  40. ^ "Personalities: Laver Bypassed". The New York Times. November 30, 1972.
  41. ^ a b c d e "John Branca Heads Sports Commission". The New York Times. July 13, 1983.
  42. ^ "Lord of the ring". Times Union. September 24, 1995.
  43. ^ "Floyd Patterson resigns as NY State Athletic Commission chairman citing memory loss". Jet. April 20, 1998.
  44. ^ "Prenderville Succeeds Farley". The New York Times. July 8, 1978.
  45. ^ "Comings and Goings". The New York Times. November 15, 1984.
  46. ^ "Sportsline". USA Today. March 2, 1990.
  47. ^ "Torres Will Head State Commission". The New York Times. November 27, 1984.
  48. ^ "Dealing with Bill Cayton and Don King makes Randy Gordon . . . The Man in the Middle". Newsday.
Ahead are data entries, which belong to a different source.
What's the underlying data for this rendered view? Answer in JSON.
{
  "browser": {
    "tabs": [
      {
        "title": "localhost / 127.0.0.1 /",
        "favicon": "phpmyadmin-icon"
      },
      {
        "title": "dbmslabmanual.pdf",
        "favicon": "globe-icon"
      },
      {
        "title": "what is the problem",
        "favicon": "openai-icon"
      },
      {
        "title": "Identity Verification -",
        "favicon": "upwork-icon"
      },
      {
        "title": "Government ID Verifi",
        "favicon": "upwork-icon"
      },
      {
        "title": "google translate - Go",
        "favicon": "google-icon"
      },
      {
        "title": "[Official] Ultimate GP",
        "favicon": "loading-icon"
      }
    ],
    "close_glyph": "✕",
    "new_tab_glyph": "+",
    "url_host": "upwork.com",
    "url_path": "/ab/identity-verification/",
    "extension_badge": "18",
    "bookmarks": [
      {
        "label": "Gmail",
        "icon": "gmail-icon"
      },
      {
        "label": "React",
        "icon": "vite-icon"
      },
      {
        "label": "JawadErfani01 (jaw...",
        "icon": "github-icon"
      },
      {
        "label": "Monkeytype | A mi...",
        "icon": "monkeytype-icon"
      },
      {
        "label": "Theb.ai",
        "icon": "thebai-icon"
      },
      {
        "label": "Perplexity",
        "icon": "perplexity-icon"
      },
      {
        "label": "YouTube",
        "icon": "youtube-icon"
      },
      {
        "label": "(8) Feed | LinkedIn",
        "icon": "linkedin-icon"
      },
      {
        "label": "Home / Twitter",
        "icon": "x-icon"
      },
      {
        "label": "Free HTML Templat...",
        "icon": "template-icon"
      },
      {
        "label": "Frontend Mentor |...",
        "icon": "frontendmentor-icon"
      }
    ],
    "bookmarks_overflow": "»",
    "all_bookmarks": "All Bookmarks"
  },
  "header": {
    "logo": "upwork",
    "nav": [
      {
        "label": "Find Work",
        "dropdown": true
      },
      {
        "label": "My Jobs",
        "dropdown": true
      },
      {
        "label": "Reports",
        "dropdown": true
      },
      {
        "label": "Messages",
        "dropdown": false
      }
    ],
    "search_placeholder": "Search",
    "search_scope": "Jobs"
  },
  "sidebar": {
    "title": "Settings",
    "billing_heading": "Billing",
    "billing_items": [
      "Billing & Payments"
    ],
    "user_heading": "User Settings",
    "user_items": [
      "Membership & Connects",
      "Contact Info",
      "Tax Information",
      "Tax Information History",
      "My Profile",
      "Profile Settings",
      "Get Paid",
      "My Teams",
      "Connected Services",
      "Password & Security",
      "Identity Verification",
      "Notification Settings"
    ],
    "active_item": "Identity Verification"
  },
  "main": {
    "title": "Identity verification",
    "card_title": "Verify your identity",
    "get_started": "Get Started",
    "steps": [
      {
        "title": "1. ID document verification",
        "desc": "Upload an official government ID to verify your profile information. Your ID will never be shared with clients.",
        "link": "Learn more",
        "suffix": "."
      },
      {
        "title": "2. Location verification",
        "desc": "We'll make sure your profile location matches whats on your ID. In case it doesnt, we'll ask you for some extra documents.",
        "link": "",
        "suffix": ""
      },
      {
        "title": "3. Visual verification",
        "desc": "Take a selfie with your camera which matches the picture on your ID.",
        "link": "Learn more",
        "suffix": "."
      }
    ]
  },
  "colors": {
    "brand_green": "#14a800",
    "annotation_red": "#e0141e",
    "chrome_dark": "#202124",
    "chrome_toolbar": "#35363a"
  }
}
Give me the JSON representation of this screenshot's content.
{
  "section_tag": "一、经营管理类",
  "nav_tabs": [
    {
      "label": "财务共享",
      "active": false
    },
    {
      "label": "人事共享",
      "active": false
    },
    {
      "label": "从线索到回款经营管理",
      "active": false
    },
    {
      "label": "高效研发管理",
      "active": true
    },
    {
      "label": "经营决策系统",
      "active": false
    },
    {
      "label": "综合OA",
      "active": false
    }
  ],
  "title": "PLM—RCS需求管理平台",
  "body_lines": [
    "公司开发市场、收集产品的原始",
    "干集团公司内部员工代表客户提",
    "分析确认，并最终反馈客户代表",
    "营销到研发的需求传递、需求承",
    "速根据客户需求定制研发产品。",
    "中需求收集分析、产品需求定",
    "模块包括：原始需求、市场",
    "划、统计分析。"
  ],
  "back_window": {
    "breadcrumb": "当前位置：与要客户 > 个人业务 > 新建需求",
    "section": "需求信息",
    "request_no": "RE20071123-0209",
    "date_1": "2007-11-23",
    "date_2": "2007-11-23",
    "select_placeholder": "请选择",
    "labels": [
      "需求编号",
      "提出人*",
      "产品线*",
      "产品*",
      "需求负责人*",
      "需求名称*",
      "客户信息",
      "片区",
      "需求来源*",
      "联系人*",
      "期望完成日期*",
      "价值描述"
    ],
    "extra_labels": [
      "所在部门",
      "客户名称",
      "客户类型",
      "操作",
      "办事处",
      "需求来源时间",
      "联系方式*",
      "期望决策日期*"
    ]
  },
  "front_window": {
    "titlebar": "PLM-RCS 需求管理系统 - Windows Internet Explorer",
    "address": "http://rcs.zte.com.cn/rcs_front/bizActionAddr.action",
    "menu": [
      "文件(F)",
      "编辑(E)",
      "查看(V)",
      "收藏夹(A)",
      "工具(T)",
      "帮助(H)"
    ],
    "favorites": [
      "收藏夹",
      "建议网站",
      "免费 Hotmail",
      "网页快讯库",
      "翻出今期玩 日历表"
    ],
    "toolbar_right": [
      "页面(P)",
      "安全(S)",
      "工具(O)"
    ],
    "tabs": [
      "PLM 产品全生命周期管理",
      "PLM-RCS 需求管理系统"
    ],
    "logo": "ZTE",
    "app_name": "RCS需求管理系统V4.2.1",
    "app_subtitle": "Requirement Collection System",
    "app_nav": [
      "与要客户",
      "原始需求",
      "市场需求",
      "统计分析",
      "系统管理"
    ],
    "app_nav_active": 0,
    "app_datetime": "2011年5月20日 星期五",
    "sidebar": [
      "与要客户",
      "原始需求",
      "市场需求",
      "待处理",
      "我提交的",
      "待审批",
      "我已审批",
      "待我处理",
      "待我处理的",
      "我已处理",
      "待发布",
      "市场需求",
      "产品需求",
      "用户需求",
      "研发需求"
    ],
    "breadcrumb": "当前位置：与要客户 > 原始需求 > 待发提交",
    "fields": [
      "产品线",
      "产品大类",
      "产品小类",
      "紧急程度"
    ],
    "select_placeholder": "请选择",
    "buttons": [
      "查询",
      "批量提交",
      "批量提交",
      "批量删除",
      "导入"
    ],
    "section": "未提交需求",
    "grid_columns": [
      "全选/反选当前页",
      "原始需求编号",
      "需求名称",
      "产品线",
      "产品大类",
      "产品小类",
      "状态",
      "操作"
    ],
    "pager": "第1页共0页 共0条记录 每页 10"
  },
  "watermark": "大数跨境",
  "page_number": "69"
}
April 9, 1989.
  49. ^ "Gordon Accused In Tyson Quarrel". Newsday. March 2, 1990.
  50. ^ "Former Yankees lawyer to lead sports commission". Times Union. June 22, 1998.
  51. ^ Whisler, John (September 2, 2001). "Poor eye for talent cooked Teflon-coated Goossen". San Antonio Express-News.
  52. ^ Sherman, William (April 12, 2003). "Kerik Quits as Boxing Boss". The New York Daily News.
  53. ^ Smith, Tim (April 16, 2003). "Stevens Perfect Pick as Commission Chief". New York Daily News.
  54. ^ Rafael, Dan (January 12, 2015). "Thomas Hoover takes NYSAC job". ESPN. Retrieved 12 January 2022.
  55. ^ a b c "Commissioners". New York Department of State. Retrieved 12 January 2022.
  56. ^ Tedesco, Richard (July 18, 2013). "Gov taps EW resident for state boxing post". The Island Now. Retrieved 12 January 2022.
  57. ^ "New York inspector general faults state boxing commission". Sports Illustrated. July 25, 2016. Retrieved 12 January 2022.
  58. ^ Woods, Madelyne (November 11, 2021). "Ndidi Massay is Driving Diversity and Transformation at CBS Sports". Sports Illustrated. Retrieved 12 January 2022.
  59. ^ "Dr. Stieg Appointed to the NYSAC". Weill Cornell Brain and Spine Center. August 13, 2018. Retrieved 12 January 2022.
  60. ^ Rodriguez, Miguel (June 21, 2018). "Golden Gloves President Patterson appointed to state Athletic Commission". Buffalo News. Retrieved 12 January 2022.

External links[edit]